In the aftermath of a mass shooting in the US, where a young gunman killed at least 50 people at a gay nightclub in Orlando, Florida, we decode the scientific logic behind this violent pursuit of humans.

As per a 2014 study carried out by the University of Glasgow researchers, a combination of mental health issues from autism to head injuries with psychological trauma can result in violent crimes.

The study, published in the Journal of Violent and Aggressive Behaviour, identified a complex relationship between neurodevelopmental problems and psychosocial factors.

Also, in the 1990s, a research based on brain scans of 25 convicted members found that many of the killers had abnormalities in the front sections of the brain - the so-called frontal lobes.

According to this research, the frontal lobe is quite inactive in murderer, whereas in the normal person, it is one of the most highly active areas of the brain.

The frontal lobe is the part of the brain that controls important cognitive skills in humans, such as emotional expression, problem solving, memory, language, judgment, and sexual behavior.

However, researchers noted that brain deficiency alone is not enough to make a person violent as if a person is badly abused, there may be anger waiting to be released.
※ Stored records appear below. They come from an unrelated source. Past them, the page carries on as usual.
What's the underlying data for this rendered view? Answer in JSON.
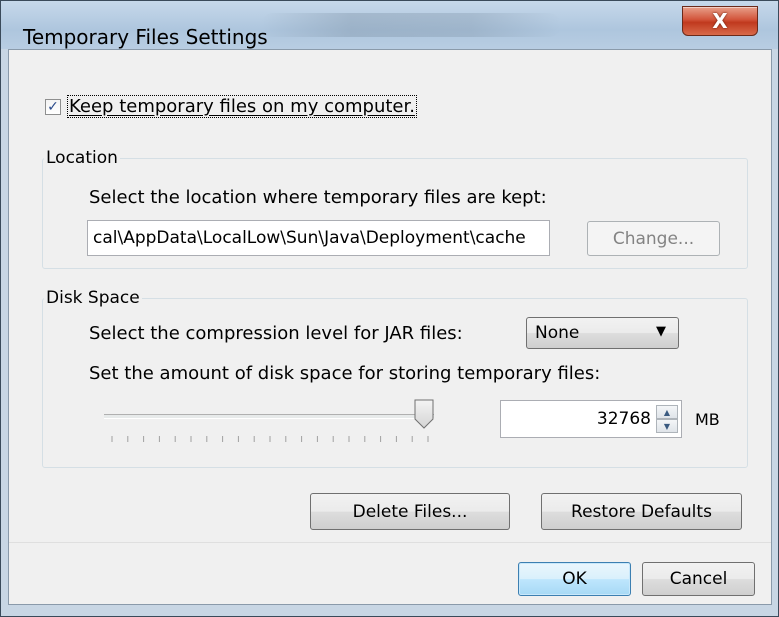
{
  "window": {
    "title": "Temporary Files Settings",
    "close_glyph": "X"
  },
  "keep": {
    "checked": true,
    "check_glyph": "✓",
    "label": "Keep temporary files on my computer."
  },
  "location": {
    "group_label": "Location",
    "description": "Select the location where temporary files are kept:",
    "path_value": "cal\\AppData\\LocalLow\\Sun\\Java\\Deployment\\cache",
    "change_label": "Change..."
  },
  "disk_space": {
    "group_label": "Disk Space",
    "compression_label": "Select the compression level for JAR files:",
    "compression_value": "None",
    "amount_label": "Set the amount of disk space for storing temporary files:",
    "slider_fraction": 0.97,
    "amount_value": "32768",
    "unit": "MB"
  },
  "actions": {
    "delete_label": "Delete Files...",
    "restore_label": "Restore Defaults"
  },
  "footer": {
    "ok_label": "OK",
    "cancel_label": "Cancel"
  },
  "colors": {
    "title_bar": "#b8cde2",
    "close_button": "#c0391e",
    "default_button_border": "#3c7fb1",
    "dialog_background": "#f0f0f0"
  }
}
“And if the person also has frontal lobe deficiency, then you have a very dangerous combination of impulses and drives that cannot be easily controlled by the damaged frontal lobes,” said Dr Jonathan Pincus, a psychiatrist at Georgetown University in Washington.

Scientists have been trying to understand what exactly goes on in the brain of a serial killer even as violent crime rose sharply in recent years.